It’s been nearly four years since Slough Feg’s last release, Animal Spirits (2010, Profound Lore), but the band’s status has continued to grow, thanks to their reputation as incredible live performers, and a back catalog of eight albums that’s the cream of the crop of traditional metal from the past 15 years. Early last year they signed to Metal Blade, joining the likes of In Solitude and his old band Hammers Of Misfortune, and re-releasing their classic 2nd-4th albums. While leader Mike Scalzi can come off as a curmudgeon in interviews and his blog pieces, trash-talking the current metal scene and even old heroes Iron Maiden, it’s what one should expect when you poke the bear and interrupt his listening session with old Yes and Pretty Things albums.
In a 2012 interview, Scalzi predicted that Slough Feg’s sound would become more psychedelic, due to his rediscovery of some old underground psych. His passion shines through in words and his music, and he’s not alone in this obsession, as Lee Dorrian and bands on his Rise Above roster like Uncle Acid & the Deadbeats, Blood Ceremony, Purson, Admiral Sir Cloudesly Shovell, Hidden Masters, Ghost, and also Wolf People and Motorpsycho have all been finding spaces in between 60s psych, 70s prog, proto-metal and NWOBHM where there is room for some genuinely fresh creativity.
Slough Feg have too much history and self belief to make a 180 and sound like a different band on Digital Resistance. They are still sound like Slough Feg, though the psych prog influences are definitely on display in opener “Analogue Avengers/Bertrand Russell’s Sex Den” that even features keyboards. Noir murder thriller “Habeus Corpsus” is also set at a mid-tempo slowburn, which is surprising given Scalzi’s previous self-criticism that Animal Spirits lacked energy. However, the song works, and it gives the album’s harder rockers more impact when they aren’t at full Maiden gallop the entire time. The title track (including a Voivod reference in “The season is ripe and free for killing technology”), “Magic Hooligan” and “Laser Enforcer,” all chock full of energetic riffery, great hooks and Scalzi’s typically eccentric, clever lyrics. It’s far from the first time that they invoke Thin Lizzy style Celtic folk and twin-lead harmonics on “Magic Hooligan,” but damn if doesn’t sound new and exciting all over again.
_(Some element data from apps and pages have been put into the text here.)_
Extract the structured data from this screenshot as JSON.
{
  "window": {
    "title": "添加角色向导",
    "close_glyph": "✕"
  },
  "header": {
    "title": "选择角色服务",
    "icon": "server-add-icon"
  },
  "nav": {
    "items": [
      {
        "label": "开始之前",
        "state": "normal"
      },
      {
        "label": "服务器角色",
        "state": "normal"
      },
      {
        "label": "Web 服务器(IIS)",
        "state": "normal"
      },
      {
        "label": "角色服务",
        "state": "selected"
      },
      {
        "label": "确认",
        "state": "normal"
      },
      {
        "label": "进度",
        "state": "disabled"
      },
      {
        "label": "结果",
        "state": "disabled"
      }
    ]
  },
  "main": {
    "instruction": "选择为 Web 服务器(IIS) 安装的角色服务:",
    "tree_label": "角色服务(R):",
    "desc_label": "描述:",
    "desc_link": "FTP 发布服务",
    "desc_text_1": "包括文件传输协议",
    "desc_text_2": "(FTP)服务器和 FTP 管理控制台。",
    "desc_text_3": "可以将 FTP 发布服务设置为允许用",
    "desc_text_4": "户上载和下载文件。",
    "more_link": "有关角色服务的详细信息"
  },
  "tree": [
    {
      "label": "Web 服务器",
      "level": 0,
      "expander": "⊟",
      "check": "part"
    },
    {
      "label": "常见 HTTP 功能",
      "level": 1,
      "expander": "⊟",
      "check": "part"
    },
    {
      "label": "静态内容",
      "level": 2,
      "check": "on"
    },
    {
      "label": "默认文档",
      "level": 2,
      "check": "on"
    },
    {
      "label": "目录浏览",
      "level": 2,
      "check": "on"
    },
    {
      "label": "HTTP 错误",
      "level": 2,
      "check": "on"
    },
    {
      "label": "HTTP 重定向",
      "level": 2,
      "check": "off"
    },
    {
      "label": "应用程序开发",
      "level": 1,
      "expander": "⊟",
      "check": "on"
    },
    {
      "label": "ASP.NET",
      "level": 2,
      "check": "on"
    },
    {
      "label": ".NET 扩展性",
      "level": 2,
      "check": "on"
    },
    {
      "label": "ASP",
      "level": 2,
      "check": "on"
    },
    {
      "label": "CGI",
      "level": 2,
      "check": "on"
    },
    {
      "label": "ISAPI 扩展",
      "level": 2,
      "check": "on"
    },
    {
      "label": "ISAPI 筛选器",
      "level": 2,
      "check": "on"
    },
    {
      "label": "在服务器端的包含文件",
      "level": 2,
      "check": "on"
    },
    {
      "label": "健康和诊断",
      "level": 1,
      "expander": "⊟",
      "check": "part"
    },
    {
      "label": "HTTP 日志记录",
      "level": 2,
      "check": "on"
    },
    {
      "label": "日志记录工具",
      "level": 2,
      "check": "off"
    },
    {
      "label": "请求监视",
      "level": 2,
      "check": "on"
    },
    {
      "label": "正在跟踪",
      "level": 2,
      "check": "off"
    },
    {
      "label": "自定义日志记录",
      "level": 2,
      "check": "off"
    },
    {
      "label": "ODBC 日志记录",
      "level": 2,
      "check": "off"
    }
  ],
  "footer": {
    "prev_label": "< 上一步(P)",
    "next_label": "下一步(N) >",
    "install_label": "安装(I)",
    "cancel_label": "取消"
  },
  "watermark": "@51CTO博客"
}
“Ghastly Appendage” may seem like a minor track at first, but it’s spooky, psychedelic vibe has staying power and serves a great bridge to the second half, reminding us of the “Lord Weird” portion of the band’s history. After another quality mid-tempo chugger, “The Price Is Nice,” the most powerful moment arrives with the majestic, proggy “Curriculum Vitae,” with ambitiously arranged cascading guitar runs and a swelling groove that Mastodon would envy. For me this seals the deal as Slough Feg’s most satisfying album since Traveller (2003). After that clear peak, “The Luddite,” with Bonham-influenced stop-start rhythms and “Warriors Dusk” seem to go quickly as afterthoughts, but are better appreciated on repeated listens. Because after being transported to strange worlds in “Curriculum Vitae,” we don’t want the ride to end too abruptly. They also serve to loosely wrap up the theme, which Scalzi admits is no more coherent as a concept than Sgt. Pepper’s. Basically that technology and social media is making us stupid and soulless. Fair enough, though it’s not a new sentiment. 1974-77 me and my bud Danny would be hectored by his mom to get out of the basement, go outside and play. So follow Uncle Mike’s advice, take a break from yr FB and Twitter and go play, and see Slough Feg live. | Buy | iTunes | Stream